Bibles

Verses of Psalms 14

Psalms 14 Summary - The Cambridge Bible for Schools and Colleges

The deep and universal corruption of mankind is traced to its source in their failure to seek after God (Psa 14:1-3). This corruption is illustrated by the cruel treatment to which ‘the people of Jehovah’ have been subjected (Psa 14:4). But He proves Himself their defender (Psa 14:5-6); and the Psalm concludes with a prayer that He will gladden Israel with a full deliverance (Psa 14:7).

It is commonly supposed that the Psalmist is describing the depravity of his own age and his own country. But at least in Psa 14:1-3 it is of mankind at large ( the sons of men, Psa 14:2) that he is speaking. His words recall the great examples of corruption in the primeval world; in the days before the Flood, at Babel, in Sodom.

The reference of Psa 14:4-6 is less clear. It depends on the meaning assigned to ‘my people’ in Psa 14:4. (1) ‘My people’ may mean the faithful few in Israel, the godly poor, who were devoured by heartless oppressors. In this case Psa 14:5-6 must refer to the future, prophetically anticipating the judgement which will overtake these godless tyrants. (2) If however ‘my people’ means the nation of Israel, Psa 14:4-6 must refer either to some present oppression by foreign enemies and their anticipated discomfiture; or to a typical example of oppression and deliverance in the past, such as that of Israel in Egypt. If we are right in supposing that Psa 14:1-3 refer to the primitive history of mankind, the latter interpretation seems preferable. The Psalmist naturally passes on to the oppression of Israel in Egypt as the next great instance of defiant antagonism to Jehovah. Psa 14:5-6 are then to be explained as a historical allusion to the destruction of the Egyptians at the Red Sea: and the memory of that great national deliverance leads up to the concluding prayer of Psa 14:7.

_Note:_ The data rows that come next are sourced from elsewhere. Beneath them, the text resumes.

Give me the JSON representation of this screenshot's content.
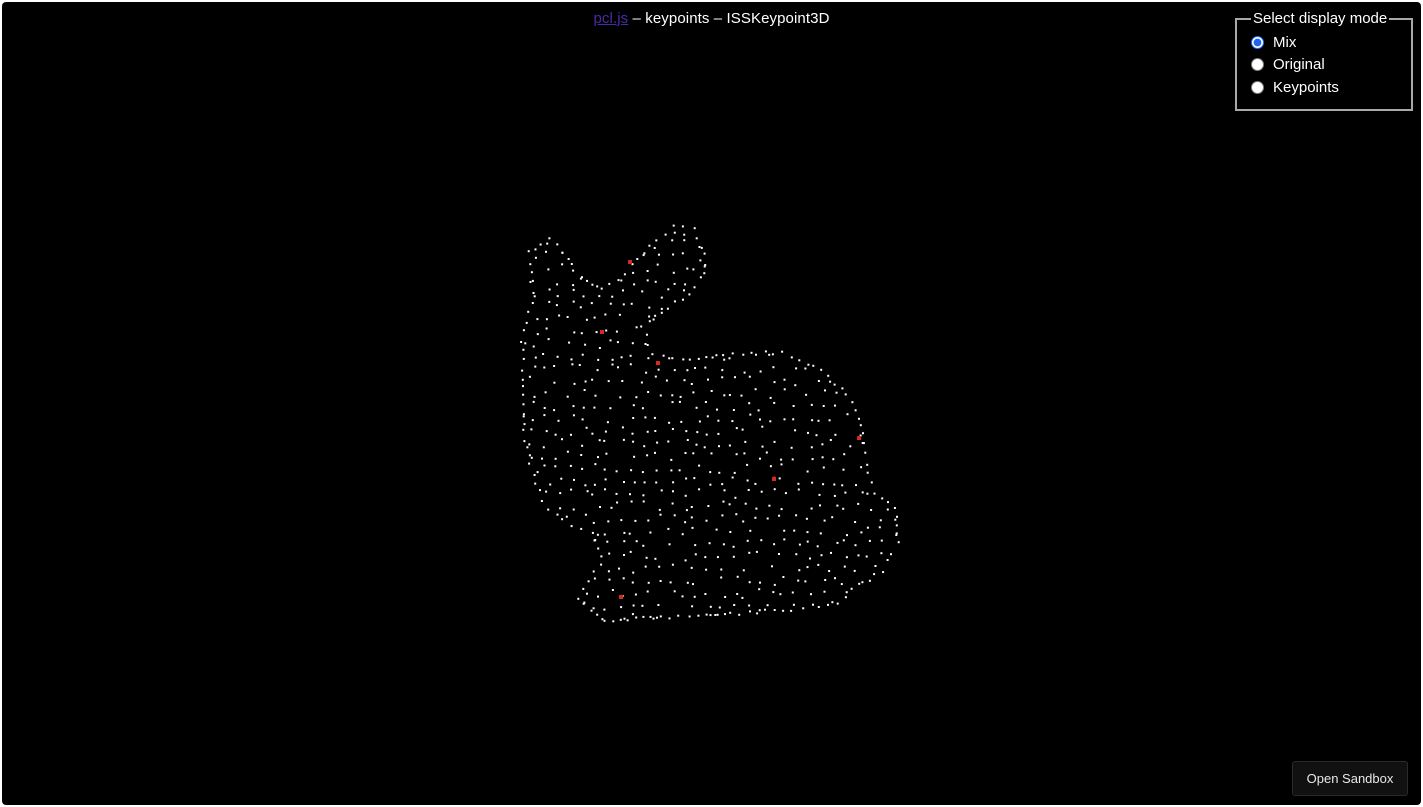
{
  "title": {
    "link_text": "pcl.js",
    "rest_text": " – keypoints – ISSKeypoint3D"
  },
  "display_mode": {
    "legend": "Select display mode",
    "options": [
      {
        "label": "Mix",
        "checked": true
      },
      {
        "label": "Original",
        "checked": false
      },
      {
        "label": "Keypoints",
        "checked": false
      }
    ]
  },
  "sandbox_button": {
    "label": "Open Sandbox"
  },
  "colors": {
    "background": "#000000",
    "original_point": "#ffffff",
    "keypoint": "#d42a1f",
    "link": "#4b2aa8",
    "radio_accent": "#1d64f2"
  }
}
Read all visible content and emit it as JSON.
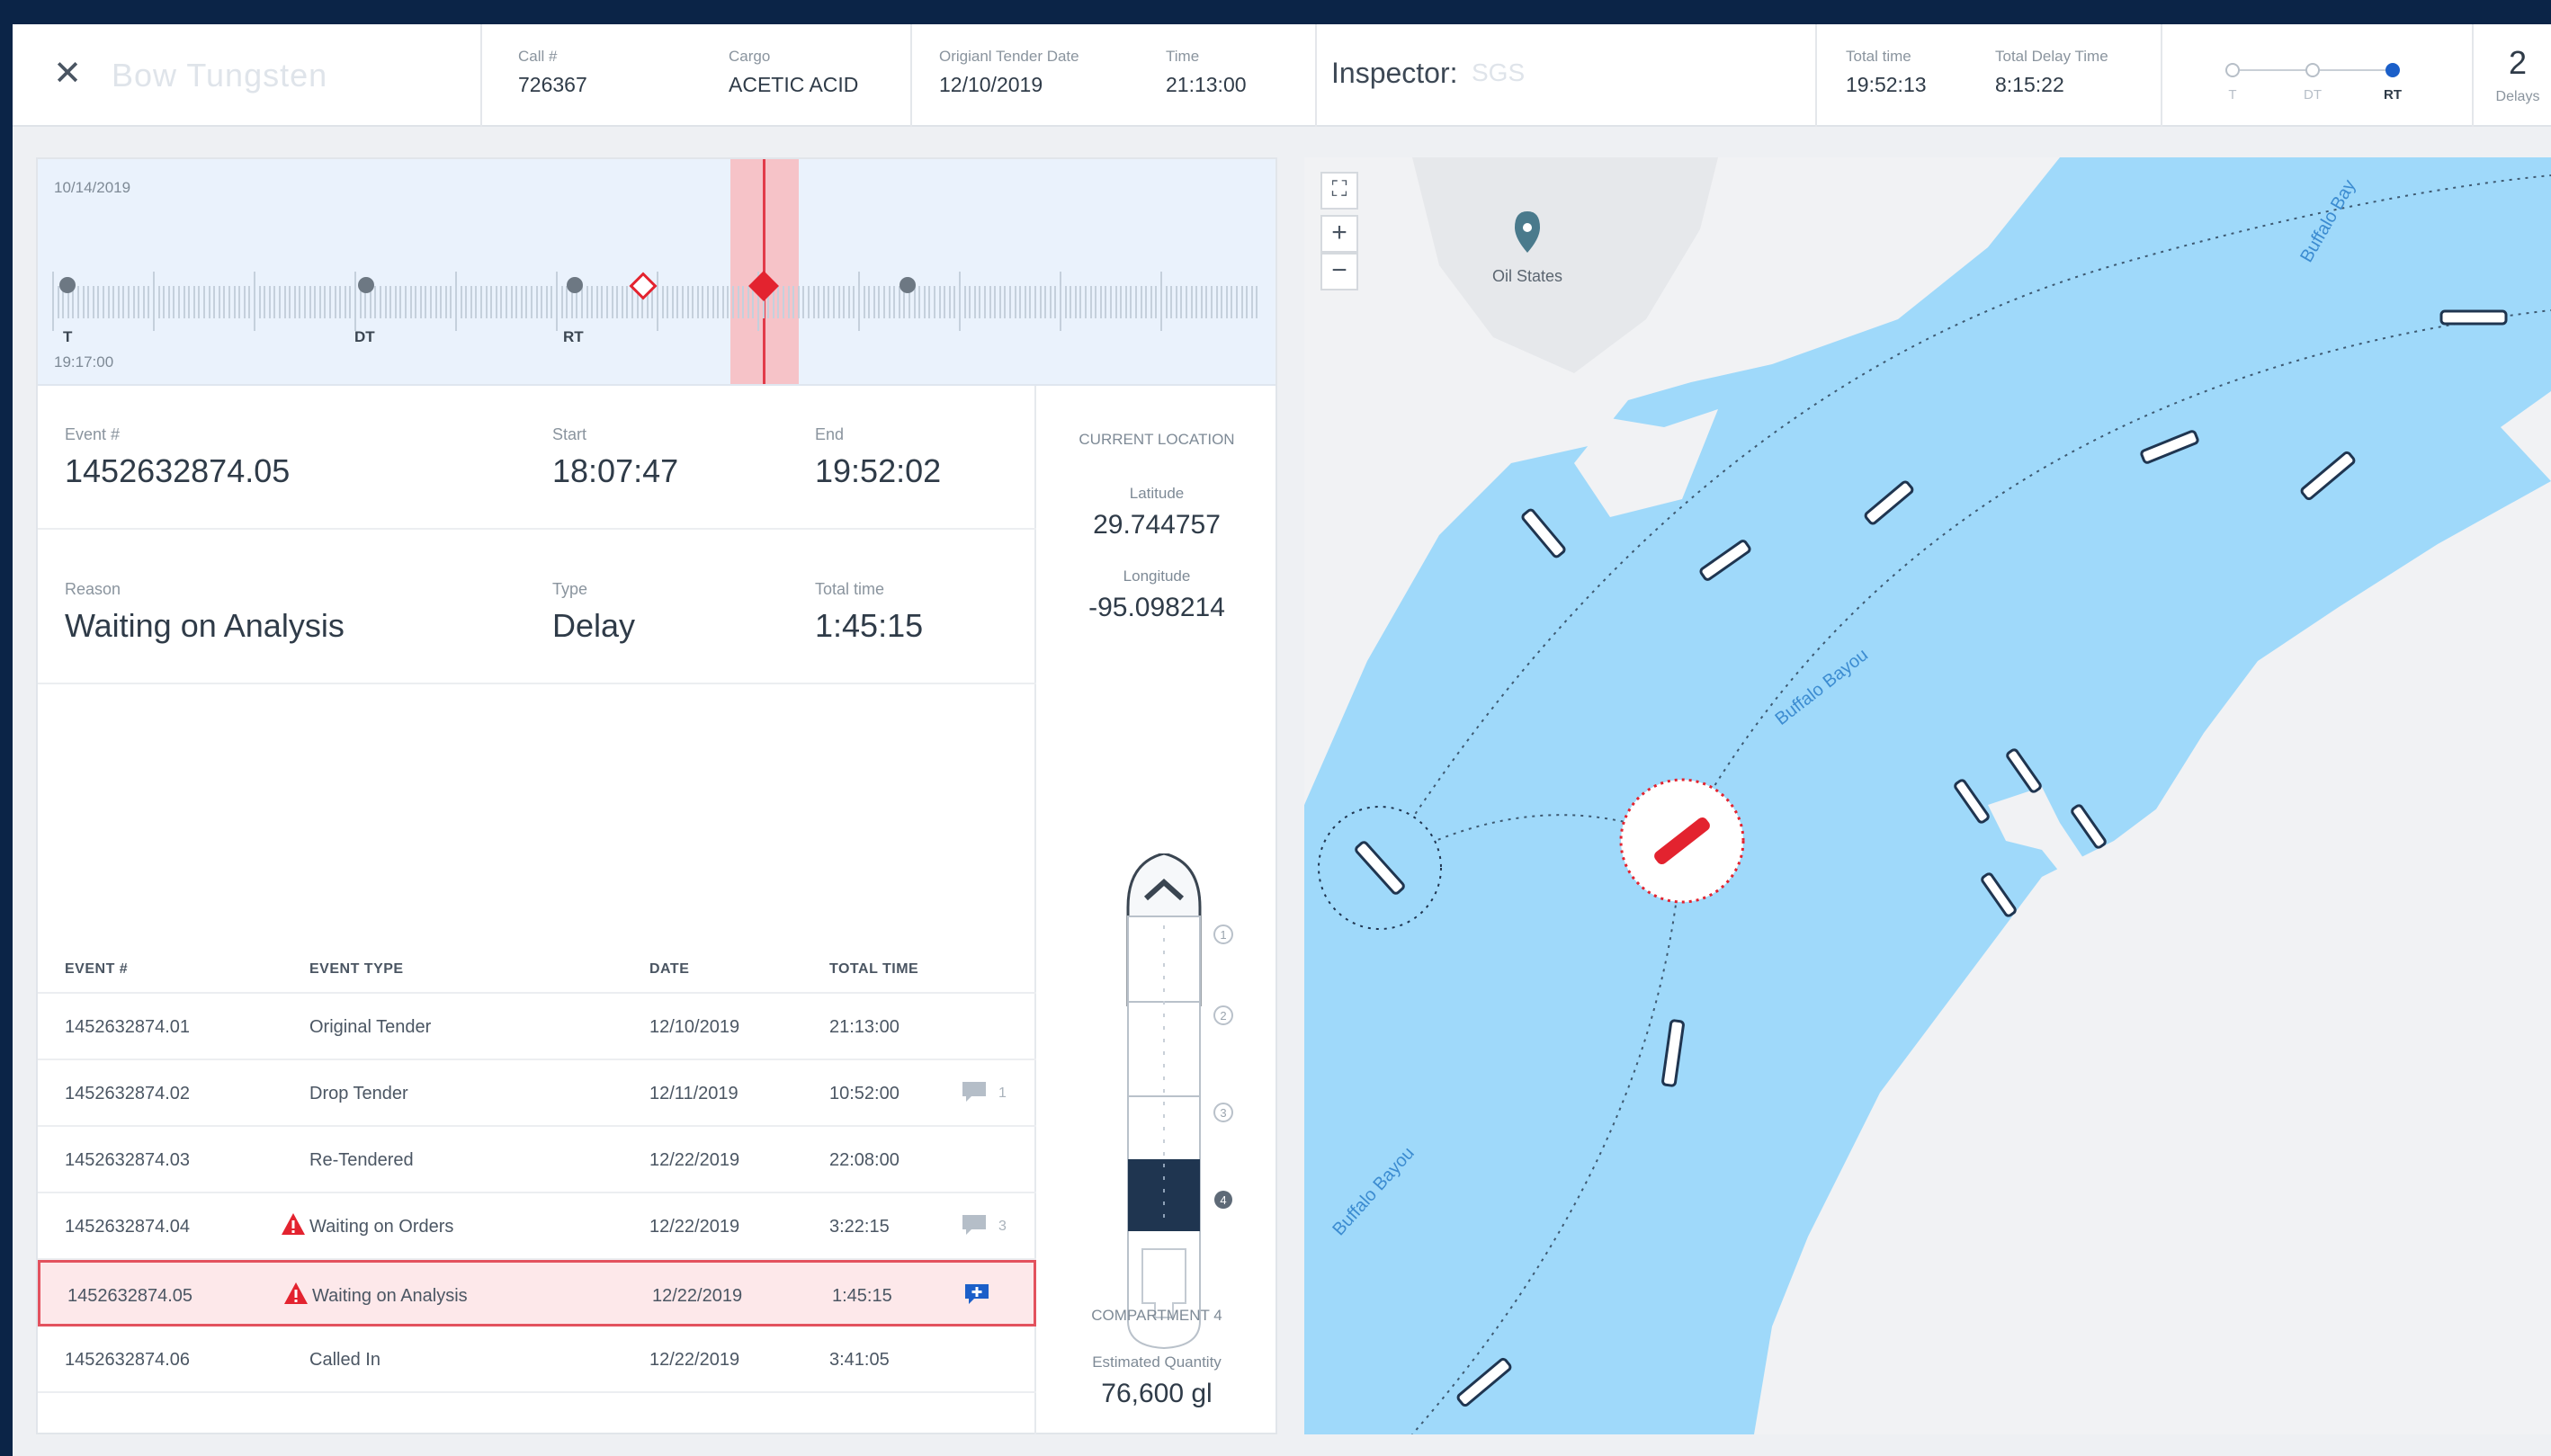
{
  "header": {
    "close_icon": "close-icon",
    "vessel_name": "Bow Tungsten",
    "call_label": "Call #",
    "call_value": "726367",
    "cargo_label": "Cargo",
    "cargo_value": "ACETIC ACID",
    "tender_date_label": "Origianl Tender Date",
    "tender_date_value": "12/10/2019",
    "time_label": "Time",
    "time_value": "21:13:00",
    "inspector_label": "Inspector:",
    "inspector_value": "SGS",
    "total_time_label": "Total time",
    "total_time_value": "19:52:13",
    "total_delay_label": "Total Delay Time",
    "total_delay_value": "8:15:22",
    "stepper": [
      {
        "label": "T",
        "active": false
      },
      {
        "label": "DT",
        "active": false
      },
      {
        "label": "RT",
        "active": true
      }
    ],
    "delays_count": "2",
    "delays_label": "Delays"
  },
  "timeline": {
    "date": "10/14/2019",
    "start_time": "19:17:00",
    "markers": [
      {
        "label": "T"
      },
      {
        "label": "DT"
      },
      {
        "label": "RT"
      }
    ]
  },
  "event": {
    "event_label": "Event #",
    "event_value": "1452632874.05",
    "start_label": "Start",
    "start_value": "18:07:47",
    "end_label": "End",
    "end_value": "19:52:02",
    "reason_label": "Reason",
    "reason_value": "Waiting on Analysis",
    "type_label": "Type",
    "type_value": "Delay",
    "total_label": "Total time",
    "total_value": "1:45:15"
  },
  "table": {
    "headers": [
      "EVENT #",
      "EVENT TYPE",
      "DATE",
      "TOTAL TIME"
    ],
    "rows": [
      {
        "id": "1452632874.01",
        "type": "Original Tender",
        "date": "12/10/2019",
        "total": "21:13:00",
        "warning": false,
        "comments": ""
      },
      {
        "id": "1452632874.02",
        "type": "Drop Tender",
        "date": "12/11/2019",
        "total": "10:52:00",
        "warning": false,
        "comments": "1"
      },
      {
        "id": "1452632874.03",
        "type": "Re-Tendered",
        "date": "12/22/2019",
        "total": "22:08:00",
        "warning": false,
        "comments": ""
      },
      {
        "id": "1452632874.04",
        "type": "Waiting on Orders",
        "date": "12/22/2019",
        "total": "3:22:15",
        "warning": true,
        "comments": "3"
      },
      {
        "id": "1452632874.05",
        "type": "Waiting on Analysis",
        "date": "12/22/2019",
        "total": "1:45:15",
        "warning": true,
        "comments": "add"
      },
      {
        "id": "1452632874.06",
        "type": "Called In",
        "date": "12/22/2019",
        "total": "3:41:05",
        "warning": false,
        "comments": ""
      }
    ],
    "selected_row": 4
  },
  "location": {
    "title": "CURRENT LOCATION",
    "lat_label": "Latitude",
    "lat_value": "29.744757",
    "lon_label": "Longitude",
    "lon_value": "-95.098214",
    "compartments": [
      "1",
      "2",
      "3",
      "4"
    ],
    "active_compartment": "4",
    "compartment_label": "COMPARTMENT 4",
    "quantity_label": "Estimated Quantity",
    "quantity_value": "76,600 gl"
  },
  "map": {
    "poi_label": "Oil States",
    "water_labels": [
      "Buffalo Bayou",
      "Buffalo Bayou",
      "Buffalo Bay"
    ],
    "controls": {
      "fullscreen": "fullscreen-icon",
      "zoom_in": "+",
      "zoom_out": "−"
    },
    "colors": {
      "water": "#9fd9fa",
      "land": "#f1f2f4",
      "accent": "#e3232f",
      "selected": "#1b5fc9"
    }
  }
}
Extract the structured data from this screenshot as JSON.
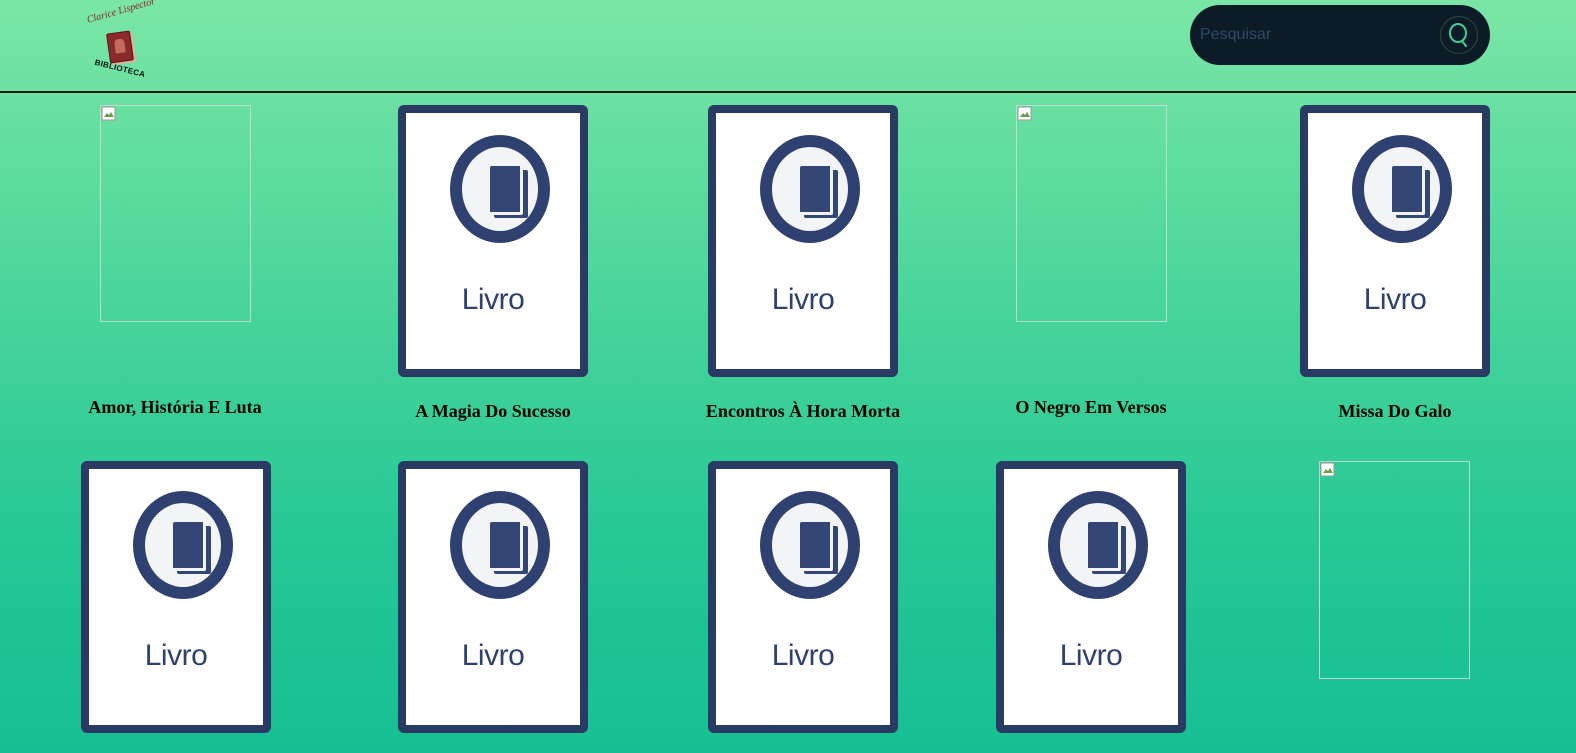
{
  "header": {
    "logo_top": "Clarice Lispector",
    "logo_bottom": "BIBLIOTECA",
    "search_placeholder": "Pesquisar"
  },
  "cover_label": "Livro",
  "books": [
    {
      "title": "Amor, História E Luta",
      "cover": "broken-image"
    },
    {
      "title": "A Magia Do Sucesso",
      "cover": "livro-placeholder"
    },
    {
      "title": "Encontros À Hora Morta",
      "cover": "livro-placeholder"
    },
    {
      "title": "O Negro Em Versos",
      "cover": "broken-image"
    },
    {
      "title": "Missa Do Galo",
      "cover": "livro-placeholder"
    },
    {
      "title": "",
      "cover": "livro-placeholder"
    },
    {
      "title": "",
      "cover": "livro-placeholder"
    },
    {
      "title": "",
      "cover": "livro-placeholder"
    },
    {
      "title": "",
      "cover": "livro-placeholder"
    },
    {
      "title": "",
      "cover": "broken-image"
    }
  ],
  "colors": {
    "cover_border": "#293b63",
    "search_bg": "#0d1b26",
    "search_icon": "#3fd39a"
  }
}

The Psalm recurs in Book ii as Psalms 53, with some variations. Elohim (God) is substituted for Jehovah (Lord) in accordance with the general practice of the editor of that book (see Introd. p. lv f.): and Psa 14:5 differs widely from Psa 14:5-6. Is this difference due to corruption of text or to intentional change? The curious similarity of the letters is in favour of the view that the text of Psa 53:5 is a restoration of characters which had become partially obliterated: but it is equally possible that the editor of the collection intentionally altered the text in order to introduce a fresh historical reference, probably to the overthrow of Sennacherib.

The structure of the Psalm resembles that of Psalms 11: two equal stanzas of three verses each, with a concluding verse.

The title of Psalms 53 runs “For the Chief Musician; set to Mahalath. Maschil of David.” Mahalath (cp. title of Psalms 88) may mean sickness, and is best explained as the initial word of some well-known song, to the melody of which the Psalm was set; rather than as denoting a mournful style of music, or some kind of instrument. On Maschil see Introd. p. xix.

Verses of Psalms 14

Consult other comments:

Psalms 14:0 - Albert Barnes' Notes on the Bible

Psalms 14:0 - The Cambridge Bible for Schools and Colleges

Psalms 14:0 - Ellicott's Commentary for English Readers (Old and New Testaments)

Psalms 14:0 - John Gill's Exposition of the Entire Bible

Psalms 14:0 - Matthew Henry's Whole Bible Commentary

Psalms 14:0 - Jamieson, Fausset and Brown's Commentary Critical and Explanatory on the Whole Bible

Psalms 14:0 - Keil & Delitzsch Commentary on the Old Testament

Psalms 14:0 - Commentary Series on the Bible by Peter Pett

Psalms 14:0 - English Annotations on the Holy Bible by Matthew Poole

Psalms 14:0 - Whedon's Commentary on the Old and New Testaments

The Cambridge Bible for Schools and Colleges